Engaging with the Gypsy and Traveller Community during Covid-19
19 May 2020 | Shaynie Larwood
Homeless Health Nurse Shaynie Larwood writes about her experience engaging with the Gypsy and Traveller community in Cambridgeshire during the pandemic
From a background in adult nursing, Health Visiting, education and management I became the lead nurse for the newly commissioned Gypsy & Traveller health team in 2009. I lead the team and also act as the main point of referral for health concerns for the Gypsy & Traveller Community within a Local Authority Public Health Directorate (Cambridgeshire County Council).
During these very strange times, the Traveller Health team I lead have had to very quickly develop new ways of working with our clients. We went from being an outreach service providing health and wellbeing support to clients of Gypsy Traveller ethnicity to a remote team in a matter of days.
Gypsies and Travellers are widely recognised as being one of the most disadvantaged groups in society and suffer the greatest disparity in all measurable outcomes of wellbeing, including health. As such, our team consisting of myself as the registered nurse, an adult education project officer, advocacy worker, and community development practitioner have, over the past 11 years, aimed to provide consistent support to individuals and families from this community to improve these outcomes.

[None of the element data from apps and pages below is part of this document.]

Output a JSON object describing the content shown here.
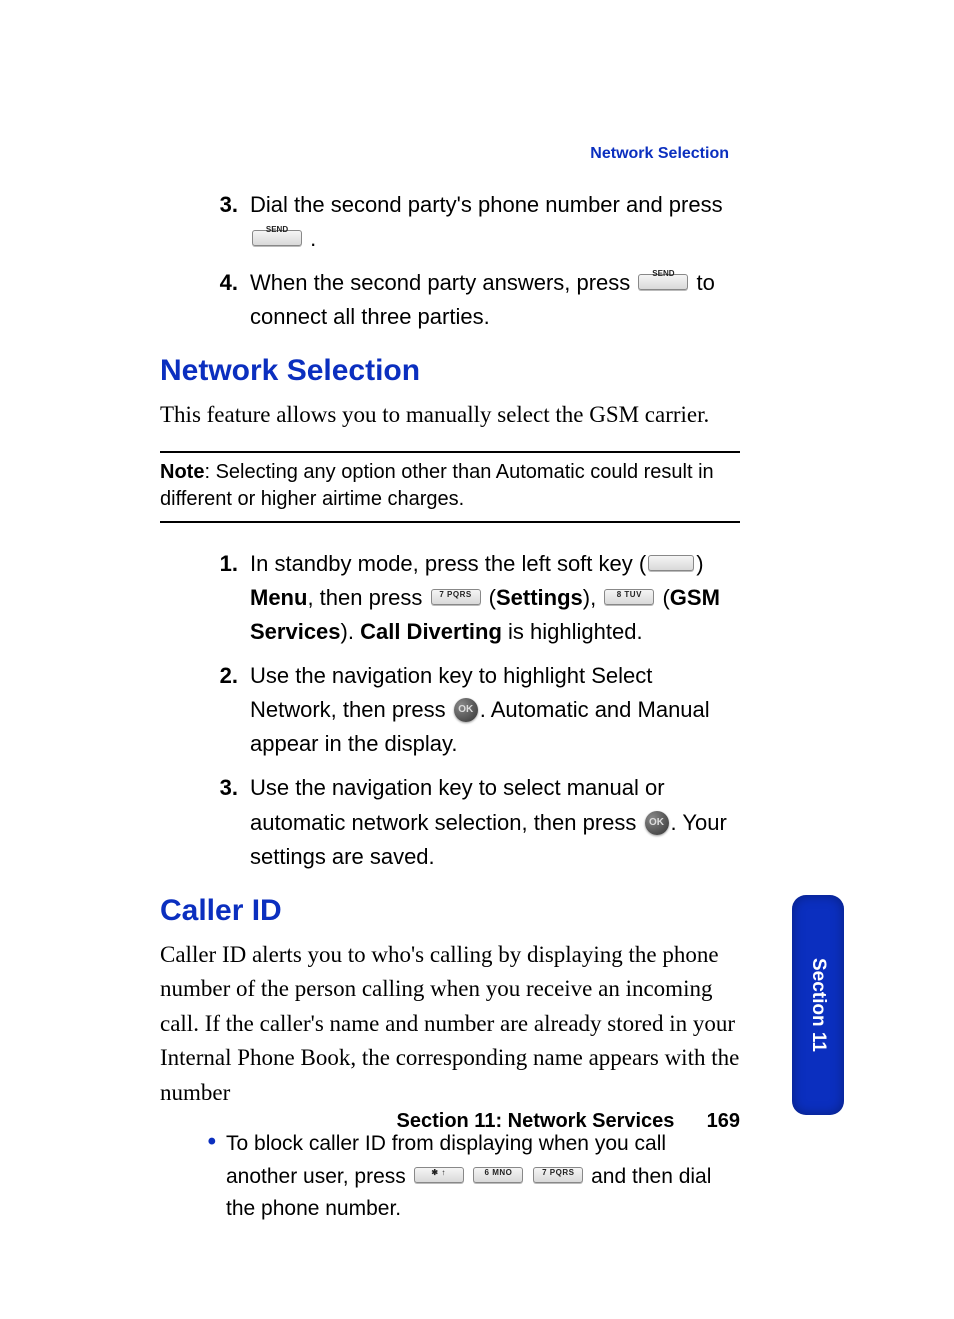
{
  "header_link": "Network Selection",
  "top_list": {
    "start": 3,
    "items": [
      {
        "num": "3.",
        "pre": "Dial the second party's phone number and press ",
        "key1": "SEND",
        "post": " ."
      },
      {
        "num": "4.",
        "pre": "When the second party answers, press ",
        "key1": "SEND",
        "post": " to connect all three parties."
      }
    ]
  },
  "network": {
    "title": "Network Selection",
    "intro": "This feature allows you to manually select the GSM carrier.",
    "note_label": "Note",
    "note_body": ": Selecting any option other than Automatic could result in different or higher airtime charges.",
    "steps": [
      {
        "num": "1.",
        "t1": "In standby mode, press the left soft key (",
        "key_blank": "",
        "t2": ") ",
        "b1": "Menu",
        "t3": ", then press ",
        "key7": "7 PQRS",
        "t4": " (",
        "b2": "Settings",
        "t5": "), ",
        "key8": "8 TUV",
        "t6": " (",
        "b3": "GSM Services",
        "t7": "). ",
        "b4": "Call Diverting",
        "t8": " is highlighted."
      },
      {
        "num": "2.",
        "t1": "Use the navigation key to highlight Select Network, then press ",
        "ok": "OK",
        "t2": ". Automatic and Manual appear in the display."
      },
      {
        "num": "3.",
        "t1": "Use the navigation key to select manual or automatic network selection, then press ",
        "ok": "OK",
        "t2": ". Your settings are saved."
      }
    ]
  },
  "caller_id": {
    "title": "Caller ID",
    "intro": "Caller ID alerts you to who's calling by displaying the phone number of the person calling when you receive an incoming call.  If the caller's name and number are already stored in your Internal Phone Book, the corresponding name appears with the number",
    "bullet": {
      "t1": "To block caller ID from displaying when you call another user, press ",
      "key_star": "✱ ↑",
      "key6": "6 MNO",
      "key7": "7 PQRS",
      "t2": " and then dial the phone number."
    }
  },
  "sidetab": "Section 11",
  "footer_text": "Section 11: Network Services",
  "page_number": "169"
}
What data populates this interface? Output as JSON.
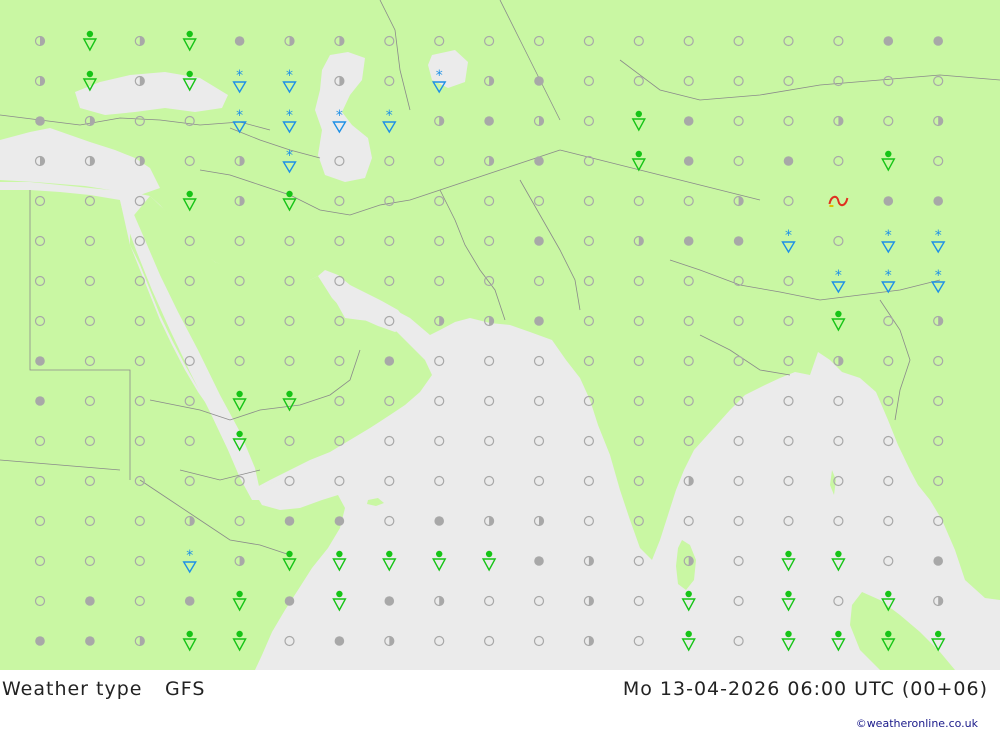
{
  "footer": {
    "title": "Weather type",
    "model": "GFS",
    "valid_time": "Mo 13-04-2026 06:00 UTC (00+06)",
    "credit": "©weatheronline.co.uk"
  },
  "colors": {
    "land": "#c9f7a3",
    "sea": "#ebebeb",
    "border": "#8a8a8a",
    "symbol_gray": "#a8a8a8",
    "rain_green": "#16c416",
    "snow_blue": "#1e90e6",
    "thunder_red": "#e03020",
    "thunder_yellow": "#e0c000"
  },
  "grid": {
    "cols": 19,
    "rows": 16,
    "rows_codes": [
      "HRHRFHHCCCCCCCCCCFF",
      "HRHRSSHCSHFCCCCCCCC",
      "FHCCSSSSHFHCRFCCHCH",
      "HHHCHSCCCHFCRFCFCRC",
      "CCCRHRCCCCCCCCHCTFF",
      "CCCCCCCCCCFCHFFSCSS",
      "CCCCCCCCCCCCCCCCSSS",
      "CCCCCCCCHHFCCCCCRCH",
      "FCCCCCCFCCCCCCCCHCC",
      "FCCCRRCCCCCCCCCCCCC",
      "CCCCRCCCCCCCCCCCCCC",
      "CCCCCCCCCCCCCHCCCCC",
      "CCCHCFFCFHHCCCCCCCC",
      "CCCSHRRRRRFHCHCRRCF",
      "CFCFRFRFHCCHCRCRCRH",
      "FFHRRCFHCCCHCRCRRRR"
    ],
    "legend_codes": {
      "C": "clear",
      "H": "partly-cloudy",
      "F": "overcast",
      "R": "rain-shower",
      "S": "sleet",
      "T": "thunderstorm"
    }
  }
}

The team consists of people from both Gypsy Traveller ethnicity and non-Gypsy Traveller. The lived experience element is complex, as originally the team was a partnership team with other council teams and a charity. Over time due to ongoing changes those members of the team were transferred into public health. Their role in the team is invaluable for the insight and links into the community that they give. They also confer a degree of credibility to the team both internally with our clients and externally with partner agencies.
Gypsies and Travellers are widely recognised as being one of the most disadvantaged groups in society and suffer the greatest disparity in all measurable outcomes of wellbeing, including health.Shaynie Larwood

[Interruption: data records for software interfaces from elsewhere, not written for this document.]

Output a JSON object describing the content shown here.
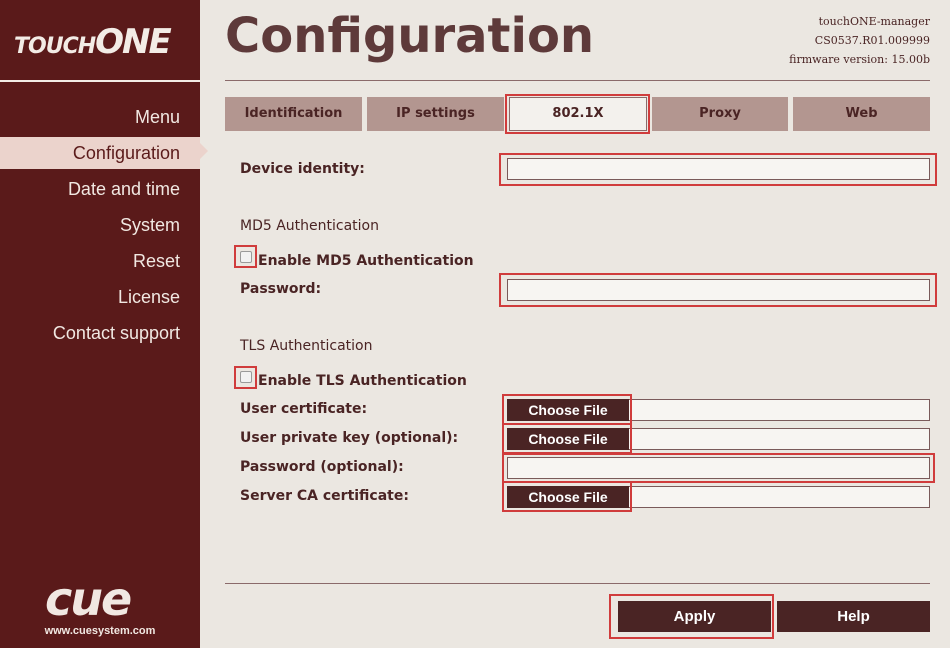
{
  "brand": {
    "logo_small": "TOUCH",
    "logo_big": "ONE",
    "footer_logo": "cue",
    "footer_url": "www.cuesystem.com"
  },
  "sidebar": {
    "items": [
      {
        "label": "Menu"
      },
      {
        "label": "Configuration"
      },
      {
        "label": "Date and time"
      },
      {
        "label": "System"
      },
      {
        "label": "Reset"
      },
      {
        "label": "License"
      },
      {
        "label": "Contact support"
      }
    ]
  },
  "header": {
    "title": "Configuration",
    "device_name": "touchONE-manager",
    "device_id": "CS0537.R01.009999",
    "firmware": "firmware version: 15.00b"
  },
  "tabs": [
    {
      "label": "Identification"
    },
    {
      "label": "IP settings"
    },
    {
      "label": "802.1X"
    },
    {
      "label": "Proxy"
    },
    {
      "label": "Web"
    }
  ],
  "form": {
    "device_identity_label": "Device identity:",
    "device_identity_value": "",
    "md5_title": "MD5 Authentication",
    "md5_enable_label": "Enable MD5 Authentication",
    "md5_password_label": "Password:",
    "md5_password_value": "",
    "tls_title": "TLS Authentication",
    "tls_enable_label": "Enable TLS Authentication",
    "user_cert_label": "User certificate:",
    "user_key_label": "User private key (optional):",
    "tls_password_label": "Password (optional):",
    "tls_password_value": "",
    "server_ca_label": "Server CA certificate:",
    "choose_file": "Choose File"
  },
  "actions": {
    "apply": "Apply",
    "help": "Help"
  },
  "colors": {
    "sidebar": "#5a1a1a",
    "tab": "#b39690",
    "button": "#4a2424",
    "highlight": "#d03c3c"
  }
}
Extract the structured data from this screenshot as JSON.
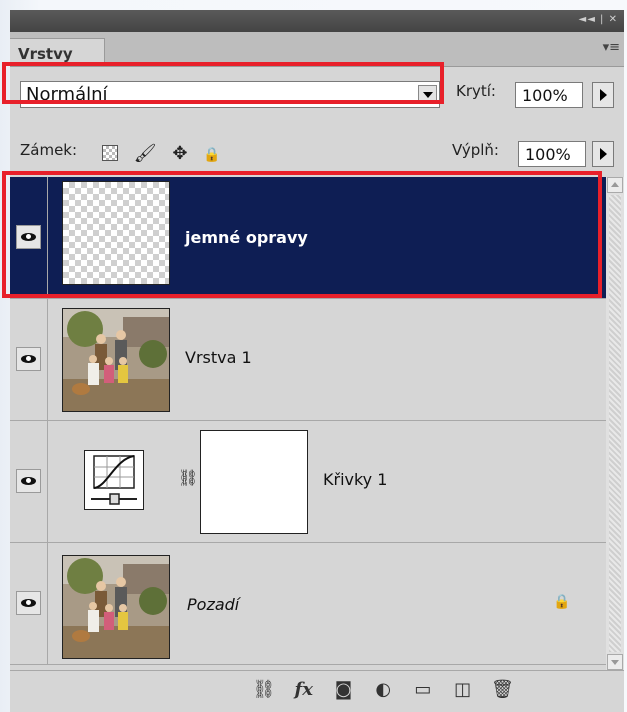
{
  "panel": {
    "tab_label": "Vrstvy",
    "window_controls": "◄◄ | ✕",
    "menu_glyph": "▾≡"
  },
  "blend": {
    "mode": "Normální"
  },
  "opacity": {
    "label": "Krytí:",
    "value": "100%"
  },
  "fill": {
    "label": "Výplň:",
    "value": "100%"
  },
  "lock": {
    "label": "Zámek:"
  },
  "layers": [
    {
      "name": "jemné opravy",
      "selected": true,
      "visible": true,
      "thumbnail": "transparent"
    },
    {
      "name": "Vrstva 1",
      "selected": false,
      "visible": true,
      "thumbnail": "photo"
    },
    {
      "name": "Křivky 1",
      "selected": false,
      "visible": true,
      "thumbnail": "curves-adjustment"
    },
    {
      "name": "Pozadí",
      "selected": false,
      "visible": true,
      "thumbnail": "photo",
      "locked": true
    }
  ],
  "colors": {
    "selection": "#0e1e54",
    "highlight": "#e8202a"
  },
  "bottom_icons": [
    "link-icon",
    "fx-icon",
    "mask-icon",
    "adjustment-icon",
    "folder-icon",
    "new-layer-icon",
    "trash-icon"
  ]
}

The support offered by the team has many facets and takes multiple forms, from supporting a family to register with a GP, adherence to treatment plans, access to tests and discharge planning. We also deliver support with accessing and managing benefit claims, accessing secure accommodation, and accessing education for both adults and children. On a strategic level, the team have played a key role in highlighting the strengths and needs within the community, particularly most recently in relation to Covd-19.

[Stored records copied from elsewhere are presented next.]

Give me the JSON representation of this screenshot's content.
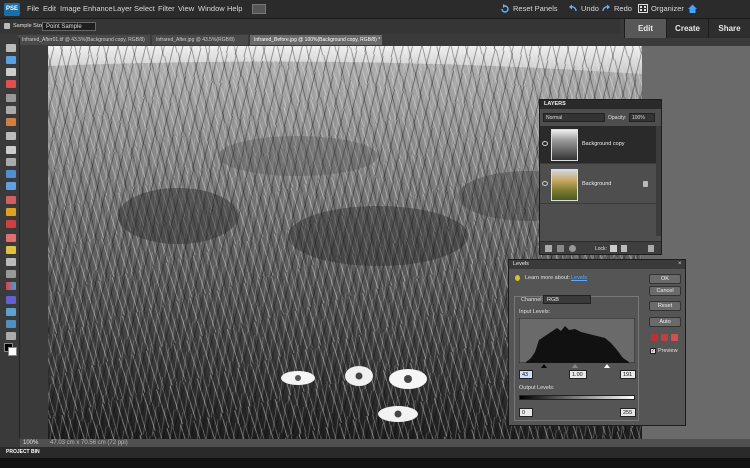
{
  "app": {
    "logo": "PSE"
  },
  "menu": [
    "File",
    "Edit",
    "Image",
    "Enhance",
    "Layer",
    "Select",
    "Filter",
    "View",
    "Window",
    "Help"
  ],
  "header": {
    "reset_panels": "Reset Panels",
    "undo": "Undo",
    "redo": "Redo",
    "organizer": "Organizer"
  },
  "modes": [
    "Edit",
    "Create",
    "Share"
  ],
  "options": {
    "sample_size_label": "Sample Size:",
    "sample_size_value": "Point Sample"
  },
  "doc_tabs": [
    "Infrared_After01.tif @ 43.5%(Background copy, RGB/8)",
    "Infrared_After.jpg @ 43.5%(RGB/8)",
    "Infrared_Before.jpg @ 100%(Background copy, RGB/8) *"
  ],
  "status": {
    "zoom": "100%",
    "dims": "47.03 cm x 70.56 cm (72 ppi)"
  },
  "project_bin": "PROJECT BIN",
  "layers_panel": {
    "title": "LAYERS",
    "blend_mode": "Normal",
    "opacity_label": "Opacity:",
    "opacity_value": "100%",
    "layers": [
      "Background copy",
      "Background"
    ],
    "lock_label": "Lock:"
  },
  "levels": {
    "title": "Levels",
    "learn_more": "Learn more about:",
    "learn_more_link": "Levels",
    "channel_label": "Channel:",
    "channel_value": "RGB",
    "input_levels_label": "Input Levels:",
    "input_black": "43",
    "input_gamma": "1.00",
    "input_white": "191",
    "output_levels_label": "Output Levels:",
    "output_black": "0",
    "output_white": "255",
    "buttons": {
      "ok": "OK",
      "cancel": "Cancel",
      "reset": "Reset",
      "auto": "Auto"
    },
    "preview_label": "Preview"
  }
}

The arrival of the new virus has caused the team to redesign our service delivery. The adult education offer has been put online, with our tutors supporting learners via telephone, talking text and video calls. Other work has been completed over the phone and via post. Where contact with clients has been unavoidable, for example to exchange paperwork, this has been done with social distancing measures in place.
One of the most useful developments has been the rolling out of our Facebook page. The team already had a Facebook page but Covid-19 has caused us to make much greater use of this online community. At the start of lockdown we contacted all our existing and previous contacts asking them to join the group. We also asked that they should share it with their contacts so that they could join too. This has led to us having in excess of 1000 members. We have used the page to share public health messages, dispel myths and rumours, deliver a questionnaire and provide education resources. The page has also been used to private message the team by individuals and families seeking support from the team. One person posting in the group said we were, “good people who tell us what we (the GRT community) need to know”.
This use of social media is something we will definitely pursue in the ‘new normal’, whatever that may be.
Shaynie Larwood-Smith RGN, HVC, B.Ed hons, Practice Educator, UKPHR registered public health practitioner.